Aboveground carbon and nutrient distributions are hardly associated with canopy position for trees in temperate forests on poor and acidified sandy soils

Vos, Marleen A.E.; Boer, Dieke de; Vries, Wim de; Ouden, Jan den; Sterck, Frank J.

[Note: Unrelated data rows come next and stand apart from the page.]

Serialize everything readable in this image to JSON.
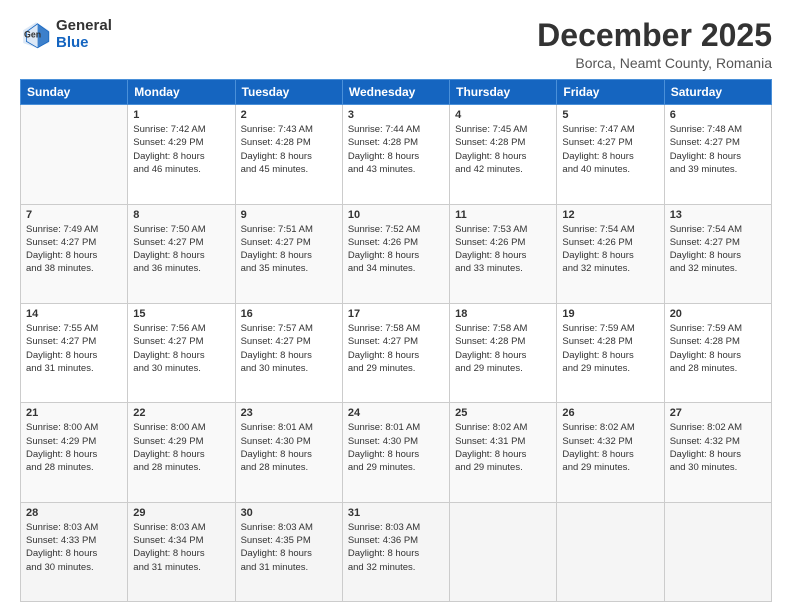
{
  "header": {
    "logo": {
      "general": "General",
      "blue": "Blue"
    },
    "title": "December 2025",
    "subtitle": "Borca, Neamt County, Romania"
  },
  "calendar": {
    "days_of_week": [
      "Sunday",
      "Monday",
      "Tuesday",
      "Wednesday",
      "Thursday",
      "Friday",
      "Saturday"
    ],
    "weeks": [
      [
        {
          "day": "",
          "info": ""
        },
        {
          "day": "1",
          "info": "Sunrise: 7:42 AM\nSunset: 4:29 PM\nDaylight: 8 hours\nand 46 minutes."
        },
        {
          "day": "2",
          "info": "Sunrise: 7:43 AM\nSunset: 4:28 PM\nDaylight: 8 hours\nand 45 minutes."
        },
        {
          "day": "3",
          "info": "Sunrise: 7:44 AM\nSunset: 4:28 PM\nDaylight: 8 hours\nand 43 minutes."
        },
        {
          "day": "4",
          "info": "Sunrise: 7:45 AM\nSunset: 4:28 PM\nDaylight: 8 hours\nand 42 minutes."
        },
        {
          "day": "5",
          "info": "Sunrise: 7:47 AM\nSunset: 4:27 PM\nDaylight: 8 hours\nand 40 minutes."
        },
        {
          "day": "6",
          "info": "Sunrise: 7:48 AM\nSunset: 4:27 PM\nDaylight: 8 hours\nand 39 minutes."
        }
      ],
      [
        {
          "day": "7",
          "info": "Sunrise: 7:49 AM\nSunset: 4:27 PM\nDaylight: 8 hours\nand 38 minutes."
        },
        {
          "day": "8",
          "info": "Sunrise: 7:50 AM\nSunset: 4:27 PM\nDaylight: 8 hours\nand 36 minutes."
        },
        {
          "day": "9",
          "info": "Sunrise: 7:51 AM\nSunset: 4:27 PM\nDaylight: 8 hours\nand 35 minutes."
        },
        {
          "day": "10",
          "info": "Sunrise: 7:52 AM\nSunset: 4:26 PM\nDaylight: 8 hours\nand 34 minutes."
        },
        {
          "day": "11",
          "info": "Sunrise: 7:53 AM\nSunset: 4:26 PM\nDaylight: 8 hours\nand 33 minutes."
        },
        {
          "day": "12",
          "info": "Sunrise: 7:54 AM\nSunset: 4:26 PM\nDaylight: 8 hours\nand 32 minutes."
        },
        {
          "day": "13",
          "info": "Sunrise: 7:54 AM\nSunset: 4:27 PM\nDaylight: 8 hours\nand 32 minutes."
        }
      ],
      [
        {
          "day": "14",
          "info": "Sunrise: 7:55 AM\nSunset: 4:27 PM\nDaylight: 8 hours\nand 31 minutes."
        },
        {
          "day": "15",
          "info": "Sunrise: 7:56 AM\nSunset: 4:27 PM\nDaylight: 8 hours\nand 30 minutes."
        },
        {
          "day": "16",
          "info": "Sunrise: 7:57 AM\nSunset: 4:27 PM\nDaylight: 8 hours\nand 30 minutes."
        },
        {
          "day": "17",
          "info": "Sunrise: 7:58 AM\nSunset: 4:27 PM\nDaylight: 8 hours\nand 29 minutes."
        },
        {
          "day": "18",
          "info": "Sunrise: 7:58 AM\nSunset: 4:28 PM\nDaylight: 8 hours\nand 29 minutes."
        },
        {
          "day": "19",
          "info": "Sunrise: 7:59 AM\nSunset: 4:28 PM\nDaylight: 8 hours\nand 29 minutes."
        },
        {
          "day": "20",
          "info": "Sunrise: 7:59 AM\nSunset: 4:28 PM\nDaylight: 8 hours\nand 28 minutes."
        }
      ],
      [
        {
          "day": "21",
          "info": "Sunrise: 8:00 AM\nSunset: 4:29 PM\nDaylight: 8 hours\nand 28 minutes."
        },
        {
          "day": "22",
          "info": "Sunrise: 8:00 AM\nSunset: 4:29 PM\nDaylight: 8 hours\nand 28 minutes."
        },
        {
          "day": "23",
          "info": "Sunrise: 8:01 AM\nSunset: 4:30 PM\nDaylight: 8 hours\nand 28 minutes."
        },
        {
          "day": "24",
          "info": "Sunrise: 8:01 AM\nSunset: 4:30 PM\nDaylight: 8 hours\nand 29 minutes."
        },
        {
          "day": "25",
          "info": "Sunrise: 8:02 AM\nSunset: 4:31 PM\nDaylight: 8 hours\nand 29 minutes."
        },
        {
          "day": "26",
          "info": "Sunrise: 8:02 AM\nSunset: 4:32 PM\nDaylight: 8 hours\nand 29 minutes."
        },
        {
          "day": "27",
          "info": "Sunrise: 8:02 AM\nSunset: 4:32 PM\nDaylight: 8 hours\nand 30 minutes."
        }
      ],
      [
        {
          "day": "28",
          "info": "Sunrise: 8:03 AM\nSunset: 4:33 PM\nDaylight: 8 hours\nand 30 minutes."
        },
        {
          "day": "29",
          "info": "Sunrise: 8:03 AM\nSunset: 4:34 PM\nDaylight: 8 hours\nand 31 minutes."
        },
        {
          "day": "30",
          "info": "Sunrise: 8:03 AM\nSunset: 4:35 PM\nDaylight: 8 hours\nand 31 minutes."
        },
        {
          "day": "31",
          "info": "Sunrise: 8:03 AM\nSunset: 4:36 PM\nDaylight: 8 hours\nand 32 minutes."
        },
        {
          "day": "",
          "info": ""
        },
        {
          "day": "",
          "info": ""
        },
        {
          "day": "",
          "info": ""
        }
      ]
    ]
  }
}
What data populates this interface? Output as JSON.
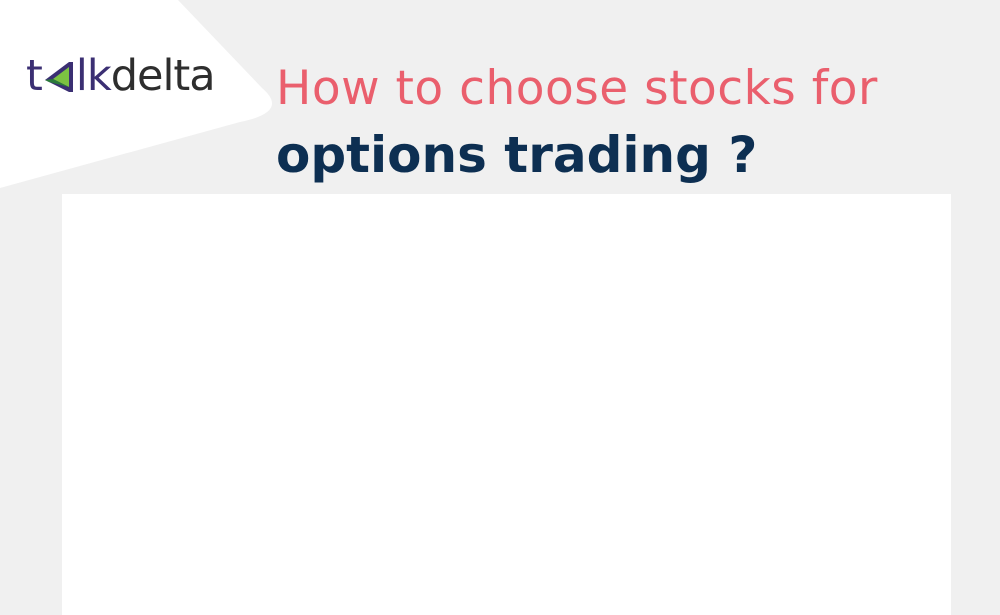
{
  "brand": {
    "logo_text": "talkdelta",
    "colors": {
      "primary": "#3b2f73",
      "accent_green": "#7cc242",
      "dark": "#2e2e2e"
    }
  },
  "heading": {
    "line1": "How to choose stocks for",
    "line2": "options trading ?",
    "line1_color": "#ea5f6d",
    "line2_color": "#0d2f52"
  },
  "background_color": "#f0f0f0",
  "panel_color": "#ffffff"
}
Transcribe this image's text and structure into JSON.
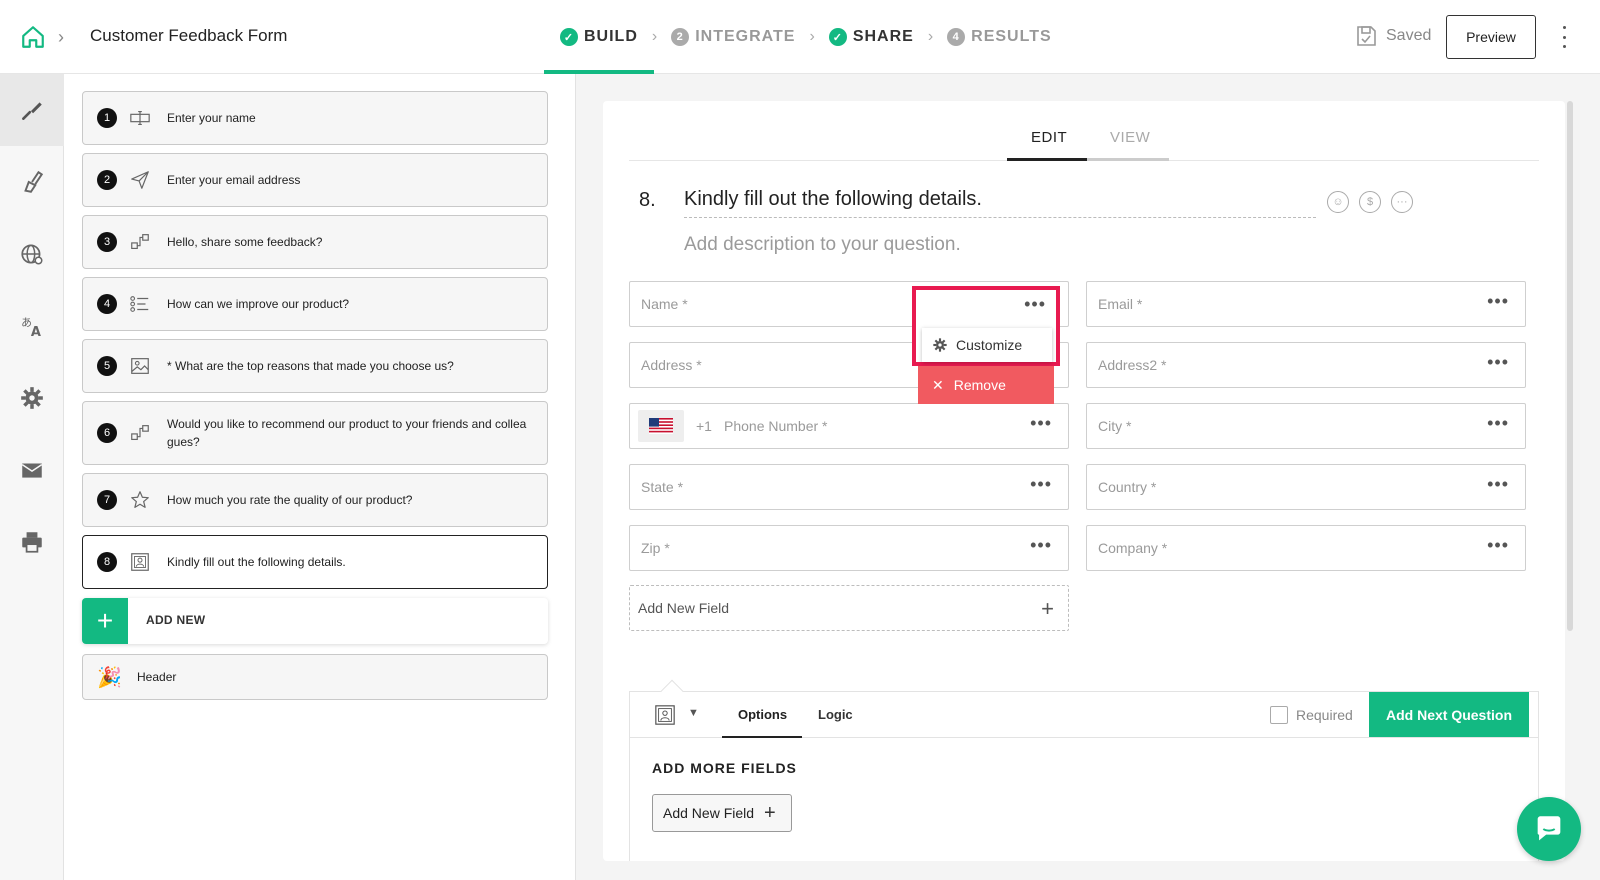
{
  "header": {
    "form_title": "Customer Feedback Form",
    "steps": [
      {
        "label": "BUILD",
        "marker": "✓",
        "state": "done"
      },
      {
        "label": "INTEGRATE",
        "marker": "2",
        "state": "todo"
      },
      {
        "label": "SHARE",
        "marker": "✓",
        "state": "done"
      },
      {
        "label": "RESULTS",
        "marker": "4",
        "state": "todo"
      }
    ],
    "saved_label": "Saved",
    "preview_label": "Preview"
  },
  "rail": {
    "icons": [
      "brush-icon",
      "theme-brush-icon",
      "globe-icon",
      "translate-icon",
      "gear-icon",
      "mail-icon",
      "print-icon"
    ]
  },
  "questions": [
    {
      "num": "1",
      "text": "Enter your name",
      "icon": "text-input-icon"
    },
    {
      "num": "2",
      "text": "Enter your email address",
      "icon": "send-icon"
    },
    {
      "num": "3",
      "text": "Hello, share some feedback?",
      "icon": "flow-icon"
    },
    {
      "num": "4",
      "text": "How can we improve our product?",
      "icon": "list-icon"
    },
    {
      "num": "5",
      "text": "* What are the top reasons that made you choose us?",
      "icon": "image-icon"
    },
    {
      "num": "6",
      "text": "Would you like to recommend our product to your friends and collea gues?",
      "icon": "flow-icon"
    },
    {
      "num": "7",
      "text": "How much you rate the quality of our product?",
      "icon": "star-icon"
    },
    {
      "num": "8",
      "text": "Kindly fill out the following details.",
      "icon": "contact-card-icon"
    }
  ],
  "add_new_label": "ADD NEW",
  "header_item_label": "Header",
  "editor": {
    "tab_edit": "EDIT",
    "tab_view": "VIEW",
    "question_number": "8.",
    "question_title": "Kindly fill out the following details.",
    "question_desc": "Add description to your question.",
    "fields": {
      "name": "Name *",
      "email": "Email *",
      "address": "Address *",
      "address2": "Address2 *",
      "dial_code": "+1",
      "phone": "Phone Number *",
      "city": "City *",
      "state": "State *",
      "country": "Country *",
      "zip": "Zip *",
      "company": "Company *"
    },
    "add_field_label": "Add New Field",
    "menu": {
      "customize": "Customize",
      "remove": "Remove"
    }
  },
  "bottom": {
    "tab_options": "Options",
    "tab_logic": "Logic",
    "required_label": "Required",
    "next_button": "Add Next Question",
    "section_heading": "ADD MORE FIELDS",
    "add_field_button": "Add New Field"
  },
  "colors": {
    "accent": "#13b982",
    "highlight": "#e81a50",
    "remove": "#f15a60"
  }
}
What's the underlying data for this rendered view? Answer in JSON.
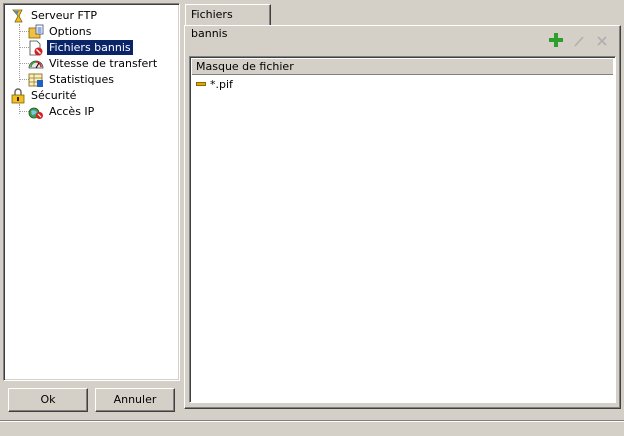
{
  "tree": {
    "items": [
      {
        "label": "Serveur FTP",
        "icon": "ftp-server-icon"
      },
      {
        "label": "Options",
        "icon": "options-icon"
      },
      {
        "label": "Fichiers bannis",
        "icon": "banned-files-icon",
        "selected": true
      },
      {
        "label": "Vitesse de transfert",
        "icon": "speed-gauge-icon"
      },
      {
        "label": "Statistiques",
        "icon": "statistics-icon"
      },
      {
        "label": "Sécurité",
        "icon": "security-lock-icon"
      },
      {
        "label": "Accès IP",
        "icon": "ip-access-icon"
      }
    ]
  },
  "buttons": {
    "ok": "Ok",
    "cancel": "Annuler"
  },
  "tab": {
    "label": "Fichiers bannis"
  },
  "toolbar": {
    "add": "add-icon",
    "edit": "edit-icon",
    "delete": "delete-icon"
  },
  "list": {
    "column_header": "Masque de fichier",
    "rows": [
      {
        "mask": "*.pif"
      }
    ]
  },
  "colors": {
    "selection": "#0a246a",
    "face": "#d4d0c8",
    "add_green": "#2e9e2e"
  }
}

High demands on forest for carbon storage and provision of timber and biofuel require precise and reliable estimates of the biomass, carbon and nutrient stocks in different tree compartments. Whether the fraction of biomass distributed in aboveground tree compartments and the carbon and nutrient concentrations varies systematically across trees in different canopy positions remains unclear despite its importance for understanding forest ecology. Here, we compared the distribution of biomass, carbon and nutrients from underlying carbon and nutrient concentrations between different aboveground tree compartments for 15 mature trees of European beech (Fagus sylvatica), Douglas fir (Pseudotsuga menziesii) and Scots pine (Pinus sylvestris) with dominant, intermediate and suppressed canopy position. We show that carbon concentrations were relatively constant across tree compartments while nutrient concentrations increased from stem, bark, branches towards needles. Canopy position had only minor effects on carbon and nutrient concentrations and on the distribution of biomass, carbon and nutrients between aboveground tree components. Nutrient concentrations and stochiometric results confirm that the forests were affected by high N deposition and low availability of P and base cations. Our results imply that predictions from allometric scaling theory better apply to aboveground tree components than from functional equilibrium theory. Models aiming for estimating tree and forest biomass and carbon and nutrient stocks can apply equal biomass, carbon and nutrient stocks for trees independent of canopy position as a valid assumption but testing this assumption for a broader range of species and site conditions remains recommended.